### Task requirements
Extract every record, exactly as written, and ignore the pictures.

++++++++++++++++++++

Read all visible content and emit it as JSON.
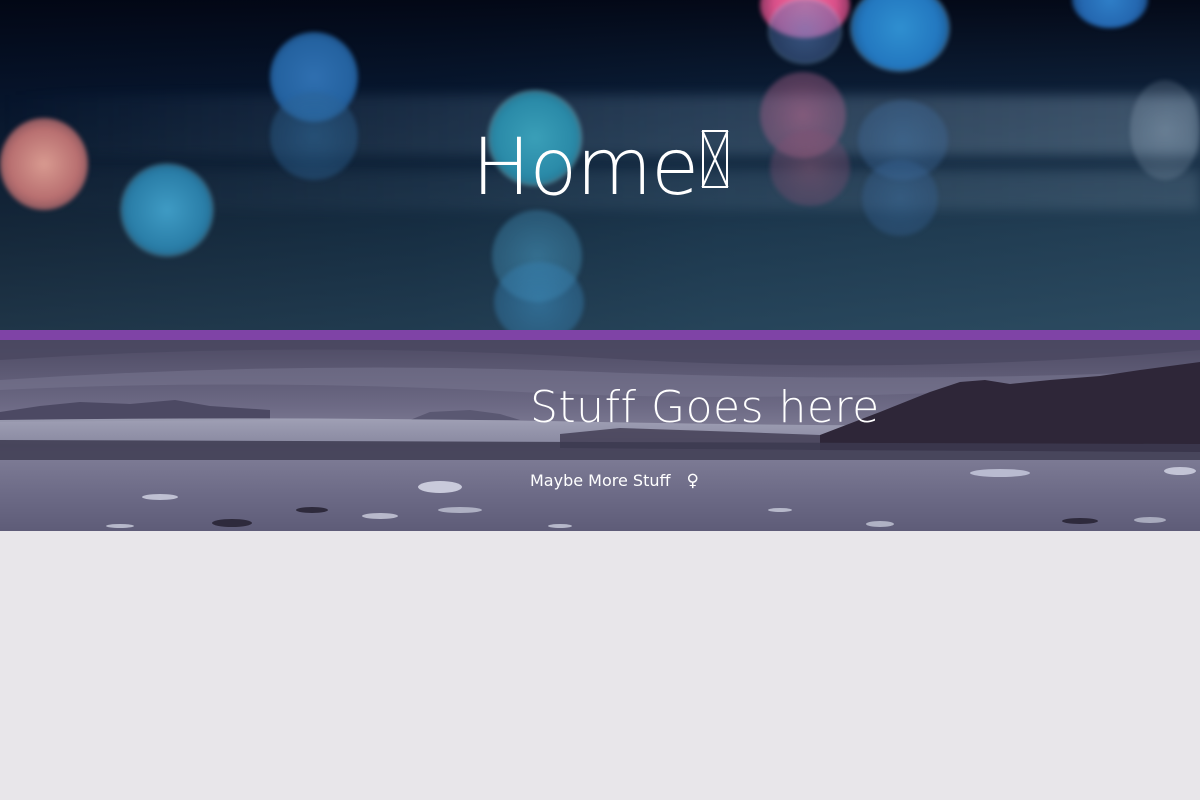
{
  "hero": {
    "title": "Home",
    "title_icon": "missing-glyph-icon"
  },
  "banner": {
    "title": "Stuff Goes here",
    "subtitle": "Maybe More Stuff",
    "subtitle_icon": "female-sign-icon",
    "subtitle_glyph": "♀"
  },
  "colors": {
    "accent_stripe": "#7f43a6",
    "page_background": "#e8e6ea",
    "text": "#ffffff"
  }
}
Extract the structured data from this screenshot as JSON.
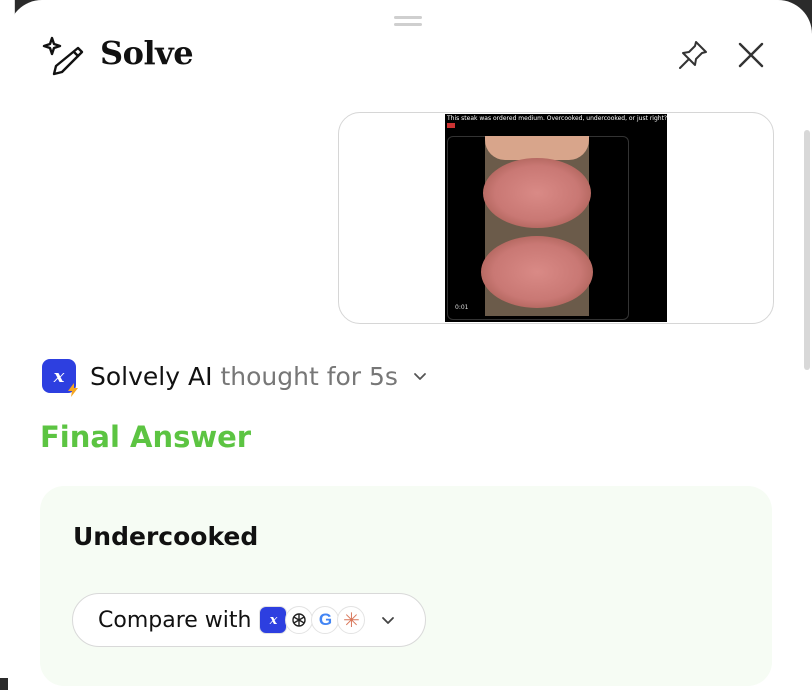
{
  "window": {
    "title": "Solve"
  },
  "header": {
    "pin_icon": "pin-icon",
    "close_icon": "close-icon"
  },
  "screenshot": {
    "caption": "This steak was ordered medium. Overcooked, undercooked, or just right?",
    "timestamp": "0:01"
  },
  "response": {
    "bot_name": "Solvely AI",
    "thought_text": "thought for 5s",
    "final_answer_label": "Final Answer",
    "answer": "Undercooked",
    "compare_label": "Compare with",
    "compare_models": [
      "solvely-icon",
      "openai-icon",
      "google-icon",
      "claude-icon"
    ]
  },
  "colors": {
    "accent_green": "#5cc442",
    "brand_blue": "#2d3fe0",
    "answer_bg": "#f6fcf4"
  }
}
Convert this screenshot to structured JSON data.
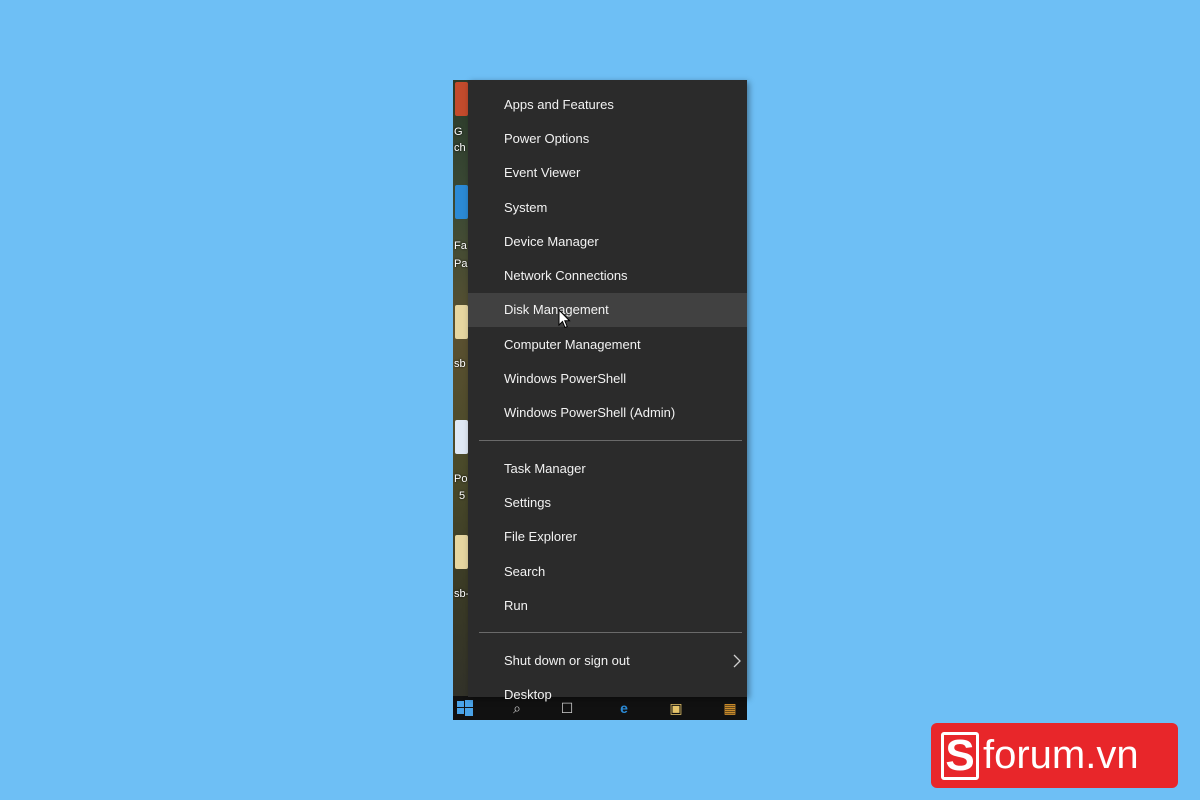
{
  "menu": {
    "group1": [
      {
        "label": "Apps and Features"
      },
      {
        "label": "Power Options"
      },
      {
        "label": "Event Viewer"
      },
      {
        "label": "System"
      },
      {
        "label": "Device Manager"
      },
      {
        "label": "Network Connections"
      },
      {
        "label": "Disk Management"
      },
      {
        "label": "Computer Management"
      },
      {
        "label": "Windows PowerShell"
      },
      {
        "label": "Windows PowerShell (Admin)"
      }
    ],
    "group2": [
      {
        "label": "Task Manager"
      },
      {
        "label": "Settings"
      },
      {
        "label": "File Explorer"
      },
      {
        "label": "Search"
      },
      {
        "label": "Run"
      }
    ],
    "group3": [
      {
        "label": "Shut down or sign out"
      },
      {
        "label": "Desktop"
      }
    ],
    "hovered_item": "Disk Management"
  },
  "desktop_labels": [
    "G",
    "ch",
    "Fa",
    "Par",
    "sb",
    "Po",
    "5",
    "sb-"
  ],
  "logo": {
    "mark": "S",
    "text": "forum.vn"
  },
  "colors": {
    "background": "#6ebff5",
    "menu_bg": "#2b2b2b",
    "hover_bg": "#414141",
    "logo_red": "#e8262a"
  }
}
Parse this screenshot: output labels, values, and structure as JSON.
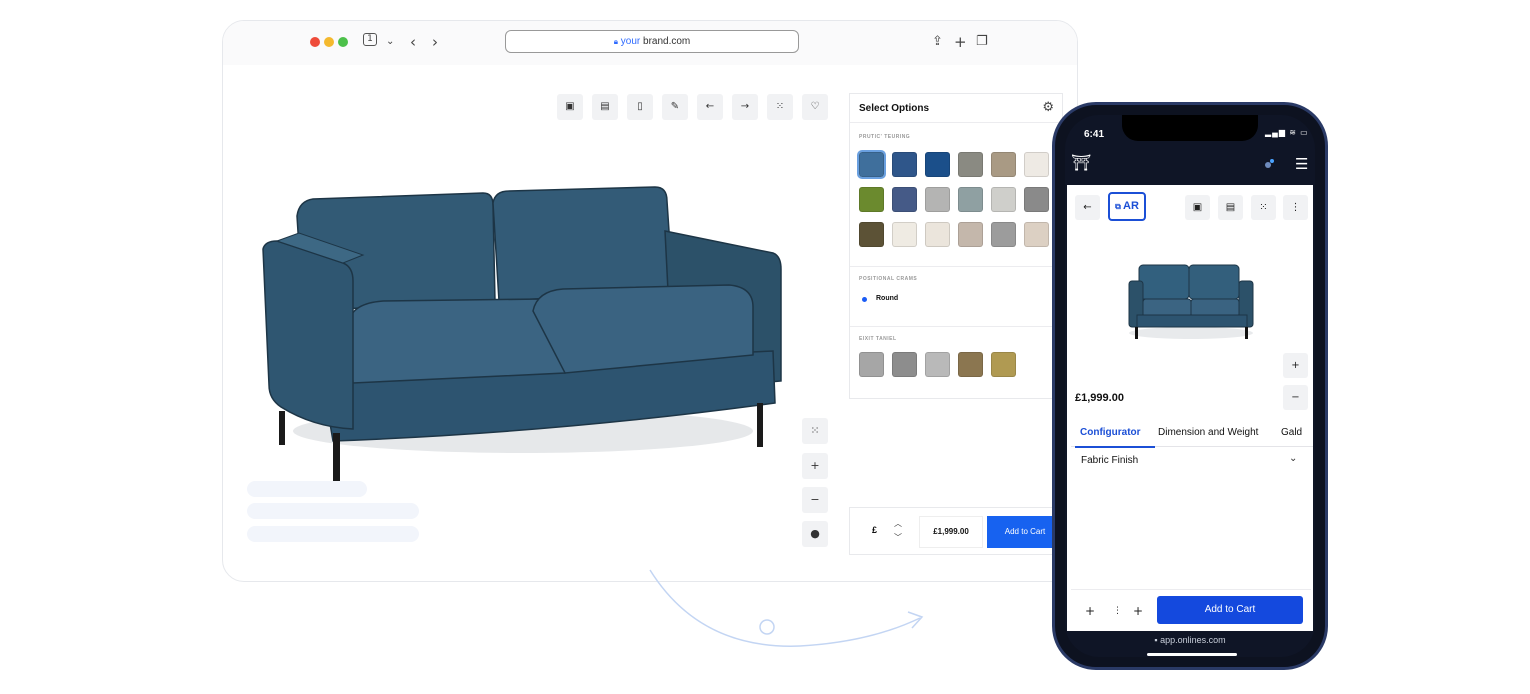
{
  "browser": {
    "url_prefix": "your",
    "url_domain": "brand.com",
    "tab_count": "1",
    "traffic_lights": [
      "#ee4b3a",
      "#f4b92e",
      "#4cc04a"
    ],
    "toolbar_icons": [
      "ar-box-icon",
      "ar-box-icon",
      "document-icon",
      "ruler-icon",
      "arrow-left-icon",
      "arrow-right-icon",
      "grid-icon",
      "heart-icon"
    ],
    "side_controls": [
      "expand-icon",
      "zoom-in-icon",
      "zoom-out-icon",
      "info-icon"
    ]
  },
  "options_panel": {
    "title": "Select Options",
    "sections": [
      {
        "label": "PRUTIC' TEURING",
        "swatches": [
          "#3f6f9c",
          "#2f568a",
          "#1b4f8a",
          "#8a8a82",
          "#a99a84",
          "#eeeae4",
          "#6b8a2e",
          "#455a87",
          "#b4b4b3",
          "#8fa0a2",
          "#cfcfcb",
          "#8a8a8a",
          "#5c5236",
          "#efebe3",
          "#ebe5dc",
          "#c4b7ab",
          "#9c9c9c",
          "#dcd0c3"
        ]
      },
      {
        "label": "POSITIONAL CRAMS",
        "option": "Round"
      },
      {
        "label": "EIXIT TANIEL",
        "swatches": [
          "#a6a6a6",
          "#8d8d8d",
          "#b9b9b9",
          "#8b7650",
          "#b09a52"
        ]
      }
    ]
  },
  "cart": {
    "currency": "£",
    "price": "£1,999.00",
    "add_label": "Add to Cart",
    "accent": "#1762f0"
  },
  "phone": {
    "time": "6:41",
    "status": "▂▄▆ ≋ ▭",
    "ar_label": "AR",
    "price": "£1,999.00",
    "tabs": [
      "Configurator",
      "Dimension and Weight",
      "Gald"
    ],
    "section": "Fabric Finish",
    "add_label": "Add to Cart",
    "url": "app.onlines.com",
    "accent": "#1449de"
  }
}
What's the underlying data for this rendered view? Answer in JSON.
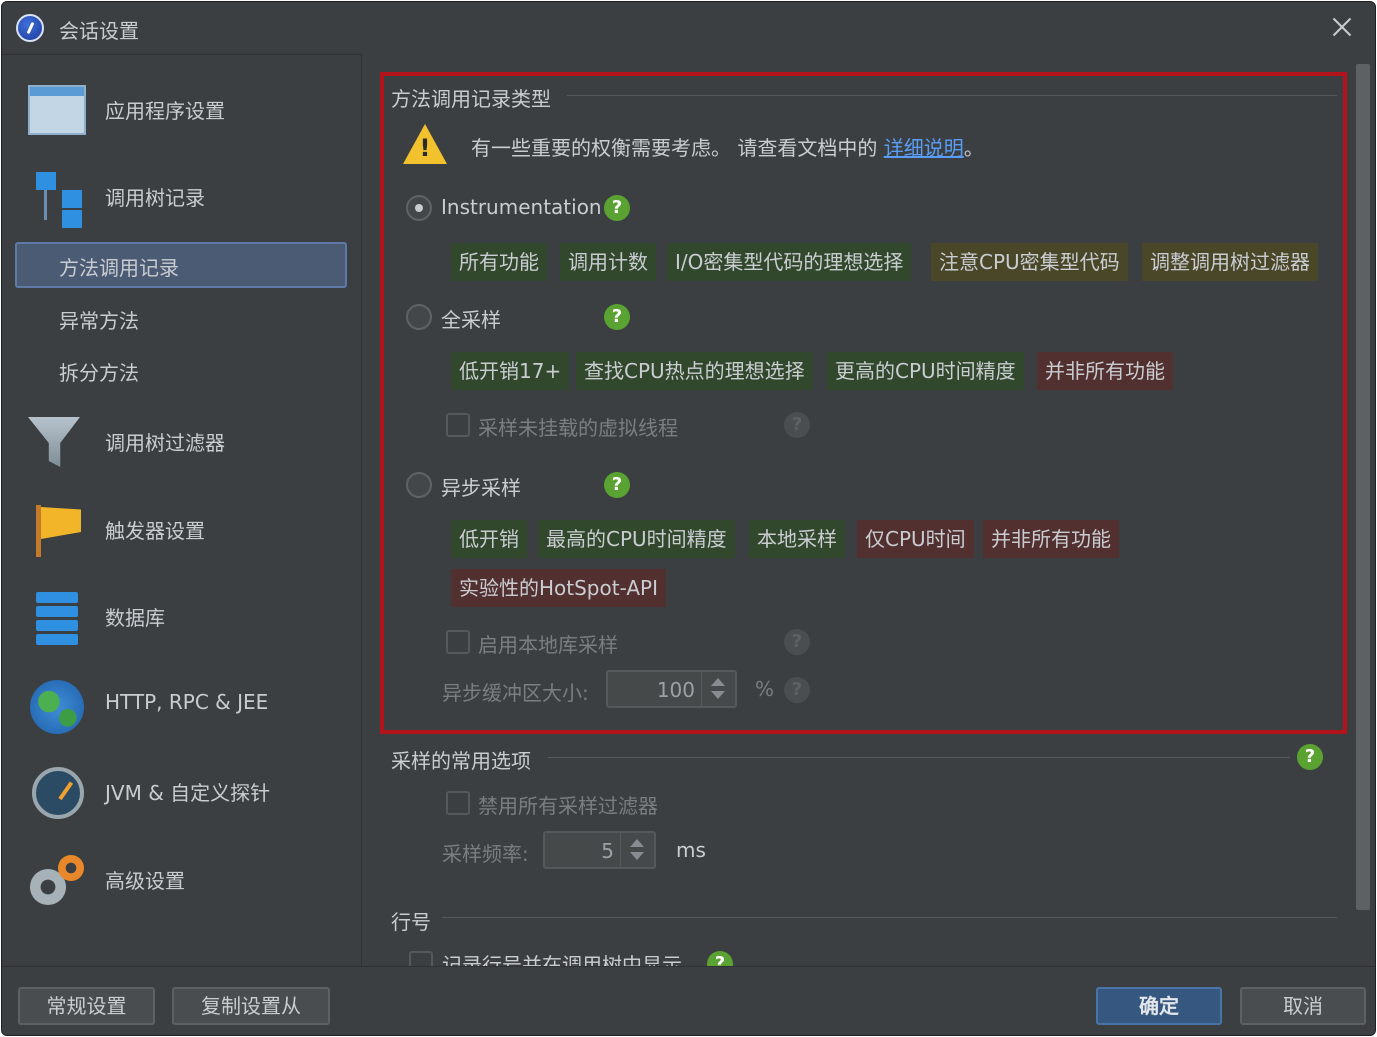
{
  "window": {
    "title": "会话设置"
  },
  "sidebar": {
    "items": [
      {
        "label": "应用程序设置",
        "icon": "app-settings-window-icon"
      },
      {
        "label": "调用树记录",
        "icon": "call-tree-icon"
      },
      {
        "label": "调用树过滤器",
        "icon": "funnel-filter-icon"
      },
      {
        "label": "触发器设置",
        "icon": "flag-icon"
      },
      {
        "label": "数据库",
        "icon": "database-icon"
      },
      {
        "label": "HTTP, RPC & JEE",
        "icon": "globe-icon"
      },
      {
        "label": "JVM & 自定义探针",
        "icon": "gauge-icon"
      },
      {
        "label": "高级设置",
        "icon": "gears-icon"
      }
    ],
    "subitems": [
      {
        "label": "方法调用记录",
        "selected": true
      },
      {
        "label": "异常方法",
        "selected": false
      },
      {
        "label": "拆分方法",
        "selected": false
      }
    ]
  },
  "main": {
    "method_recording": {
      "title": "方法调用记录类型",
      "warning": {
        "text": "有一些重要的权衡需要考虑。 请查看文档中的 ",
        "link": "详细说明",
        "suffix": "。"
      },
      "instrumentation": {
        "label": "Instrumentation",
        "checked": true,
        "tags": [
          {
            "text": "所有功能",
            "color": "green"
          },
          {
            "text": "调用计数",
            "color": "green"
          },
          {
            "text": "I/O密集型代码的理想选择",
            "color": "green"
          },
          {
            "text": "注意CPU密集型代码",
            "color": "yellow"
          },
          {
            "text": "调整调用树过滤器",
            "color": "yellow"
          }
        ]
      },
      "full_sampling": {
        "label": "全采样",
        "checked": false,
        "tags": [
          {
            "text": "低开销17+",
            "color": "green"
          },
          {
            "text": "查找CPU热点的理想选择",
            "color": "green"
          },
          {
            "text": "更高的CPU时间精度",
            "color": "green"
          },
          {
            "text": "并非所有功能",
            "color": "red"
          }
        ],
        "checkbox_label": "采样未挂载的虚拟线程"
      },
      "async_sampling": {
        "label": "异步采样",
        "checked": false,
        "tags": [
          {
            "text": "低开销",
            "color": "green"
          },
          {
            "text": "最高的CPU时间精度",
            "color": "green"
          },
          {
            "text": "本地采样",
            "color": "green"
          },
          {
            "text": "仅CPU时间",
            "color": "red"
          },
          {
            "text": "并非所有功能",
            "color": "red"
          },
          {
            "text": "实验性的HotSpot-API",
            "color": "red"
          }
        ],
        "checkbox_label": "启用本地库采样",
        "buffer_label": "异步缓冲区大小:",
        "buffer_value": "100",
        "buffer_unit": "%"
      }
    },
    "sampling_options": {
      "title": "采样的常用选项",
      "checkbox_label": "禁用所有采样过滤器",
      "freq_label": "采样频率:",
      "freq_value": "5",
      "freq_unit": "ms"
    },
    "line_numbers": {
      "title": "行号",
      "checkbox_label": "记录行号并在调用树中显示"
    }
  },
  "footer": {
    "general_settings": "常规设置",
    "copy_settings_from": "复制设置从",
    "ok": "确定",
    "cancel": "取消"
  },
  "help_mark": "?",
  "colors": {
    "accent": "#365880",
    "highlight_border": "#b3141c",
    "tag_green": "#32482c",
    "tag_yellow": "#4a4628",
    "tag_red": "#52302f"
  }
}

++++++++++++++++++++

### Exercise result
Read all visible content and emit it as JSON.
{
  "hero": {
    "title": "Home",
    "title_icon": "missing-glyph-icon"
  },
  "banner": {
    "title": "Stuff Goes here",
    "subtitle": "Maybe More Stuff",
    "subtitle_icon": "female-sign-icon",
    "subtitle_glyph": "♀"
  },
  "colors": {
    "accent_stripe": "#7f43a6",
    "page_background": "#e8e6ea",
    "text": "#ffffff"
  }
}
Extract the structured data from this screenshot as JSON.
{
  "window": {
    "title": "Solve"
  },
  "header": {
    "pin_icon": "pin-icon",
    "close_icon": "close-icon"
  },
  "screenshot": {
    "caption": "This steak was ordered medium. Overcooked, undercooked, or just right?",
    "timestamp": "0:01"
  },
  "response": {
    "bot_name": "Solvely AI",
    "thought_text": "thought for 5s",
    "final_answer_label": "Final Answer",
    "answer": "Undercooked",
    "compare_label": "Compare with",
    "compare_models": [
      "solvely-icon",
      "openai-icon",
      "google-icon",
      "claude-icon"
    ]
  },
  "colors": {
    "accent_green": "#5cc442",
    "brand_blue": "#2d3fe0",
    "answer_bg": "#f6fcf4"
  }
}
Convert this screenshot to structured JSON data.
{
  "menu": {
    "group1": [
      {
        "label": "Apps and Features"
      },
      {
        "label": "Power Options"
      },
      {
        "label": "Event Viewer"
      },
      {
        "label": "System"
      },
      {
        "label": "Device Manager"
      },
      {
        "label": "Network Connections"
      },
      {
        "label": "Disk Management"
      },
      {
        "label": "Computer Management"
      },
      {
        "label": "Windows PowerShell"
      },
      {
        "label": "Windows PowerShell (Admin)"
      }
    ],
    "group2": [
      {
        "label": "Task Manager"
      },
      {
        "label": "Settings"
      },
      {
        "label": "File Explorer"
      },
      {
        "label": "Search"
      },
      {
        "label": "Run"
      }
    ],
    "group3": [
      {
        "label": "Shut down or sign out"
      },
      {
        "label": "Desktop"
      }
    ],
    "hovered_item": "Disk Management"
  },
  "desktop_labels": [
    "G",
    "ch",
    "Fa",
    "Par",
    "sb",
    "Po",
    "5",
    "sb-"
  ],
  "logo": {
    "mark": "S",
    "text": "forum.vn"
  },
  "colors": {
    "background": "#6ebff5",
    "menu_bg": "#2b2b2b",
    "hover_bg": "#414141",
    "logo_red": "#e8262a"
  }
}
Parse this screenshot: output labels, values, and structure as JSON.
{
  "browser": {
    "url_prefix": "your",
    "url_domain": "brand.com",
    "tab_count": "1",
    "traffic_lights": [
      "#ee4b3a",
      "#f4b92e",
      "#4cc04a"
    ],
    "toolbar_icons": [
      "ar-box-icon",
      "ar-box-icon",
      "document-icon",
      "ruler-icon",
      "arrow-left-icon",
      "arrow-right-icon",
      "grid-icon",
      "heart-icon"
    ],
    "side_controls": [
      "expand-icon",
      "zoom-in-icon",
      "zoom-out-icon",
      "info-icon"
    ]
  },
  "options_panel": {
    "title": "Select Options",
    "sections": [
      {
        "label": "PRUTIC' TEURING",
        "swatches": [
          "#3f6f9c",
          "#2f568a",
          "#1b4f8a",
          "#8a8a82",
          "#a99a84",
          "#eeeae4",
          "#6b8a2e",
          "#455a87",
          "#b4b4b3",
          "#8fa0a2",
          "#cfcfcb",
          "#8a8a8a",
          "#5c5236",
          "#efebe3",
          "#ebe5dc",
          "#c4b7ab",
          "#9c9c9c",
          "#dcd0c3"
        ]
      },
      {
        "label": "POSITIONAL CRAMS",
        "option": "Round"
      },
      {
        "label": "EIXIT TANIEL",
        "swatches": [
          "#a6a6a6",
          "#8d8d8d",
          "#b9b9b9",
          "#8b7650",
          "#b09a52"
        ]
      }
    ]
  },
  "cart": {
    "currency": "£",
    "price": "£1,999.00",
    "add_label": "Add to Cart",
    "accent": "#1762f0"
  },
  "phone": {
    "time": "6:41",
    "status": "▂▄▆ ≋ ▭",
    "ar_label": "AR",
    "price": "£1,999.00",
    "tabs": [
      "Configurator",
      "Dimension and Weight",
      "Gald"
    ],
    "section": "Fabric Finish",
    "add_label": "Add to Cart",
    "url": "app.onlines.com",
    "accent": "#1449de"
  }
}
What's the underlying data for this rendered view? Answer in JSON.
{
  "window": {
    "title": "会话设置"
  },
  "sidebar": {
    "items": [
      {
        "label": "应用程序设置",
        "icon": "app-settings-window-icon"
      },
      {
        "label": "调用树记录",
        "icon": "call-tree-icon"
      },
      {
        "label": "调用树过滤器",
        "icon": "funnel-filter-icon"
      },
      {
        "label": "触发器设置",
        "icon": "flag-icon"
      },
      {
        "label": "数据库",
        "icon": "database-icon"
      },
      {
        "label": "HTTP, RPC & JEE",
        "icon": "globe-icon"
      },
      {
        "label": "JVM & 自定义探针",
        "icon": "gauge-icon"
      },
      {
        "label": "高级设置",
        "icon": "gears-icon"
      }
    ],
    "subitems": [
      {
        "label": "方法调用记录",
        "selected": true
      },
      {
        "label": "异常方法",
        "selected": false
      },
      {
        "label": "拆分方法",
        "selected": false
      }
    ]
  },
  "main": {
    "method_recording": {
      "title": "方法调用记录类型",
      "warning": {
        "text": "有一些重要的权衡需要考虑。 请查看文档中的 ",
        "link": "详细说明",
        "suffix": "。"
      },
      "instrumentation": {
        "label": "Instrumentation",
        "checked": true,
        "tags": [
          {
            "text": "所有功能",
            "color": "green"
          },
          {
            "text": "调用计数",
            "color": "green"
          },
          {
            "text": "I/O密集型代码的理想选择",
            "color": "green"
          },
          {
            "text": "注意CPU密集型代码",
            "color": "yellow"
          },
          {
            "text": "调整调用树过滤器",
            "color": "yellow"
          }
        ]
      },
      "full_sampling": {
        "label": "全采样",
        "checked": false,
        "tags": [
          {
            "text": "低开销17+",
            "color": "green"
          },
          {
            "text": "查找CPU热点的理想选择",
            "color": "green"
          },
          {
            "text": "更高的CPU时间精度",
            "color": "green"
          },
          {
            "text": "并非所有功能",
            "color": "red"
          }
        ],
        "checkbox_label": "采样未挂载的虚拟线程"
      },
      "async_sampling": {
        "label": "异步采样",
        "checked": false,
        "tags": [
          {
            "text": "低开销",
            "color": "green"
          },
          {
            "text": "最高的CPU时间精度",
            "color": "green"
          },
          {
            "text": "本地采样",
            "color": "green"
          },
          {
            "text": "仅CPU时间",
            "color": "red"
          },
          {
            "text": "并非所有功能",
            "color": "red"
          },
          {
            "text": "实验性的HotSpot-API",
            "color": "red"
          }
        ],
        "checkbox_label": "启用本地库采样",
        "buffer_label": "异步缓冲区大小:",
        "buffer_value": "100",
        "buffer_unit": "%"
      }
    },
    "sampling_options": {
      "title": "采样的常用选项",
      "checkbox_label": "禁用所有采样过滤器",
      "freq_label": "采样频率:",
      "freq_value": "5",
      "freq_unit": "ms"
    },
    "line_numbers": {
      "title": "行号",
      "checkbox_label": "记录行号并在调用树中显示"
    }
  },
  "footer": {
    "general_settings": "常规设置",
    "copy_settings_from": "复制设置从",
    "ok": "确定",
    "cancel": "取消"
  },
  "help_mark": "?",
  "colors": {
    "accent": "#365880",
    "highlight_border": "#b3141c",
    "tag_green": "#32482c",
    "tag_yellow": "#4a4628",
    "tag_red": "#52302f"
  }
}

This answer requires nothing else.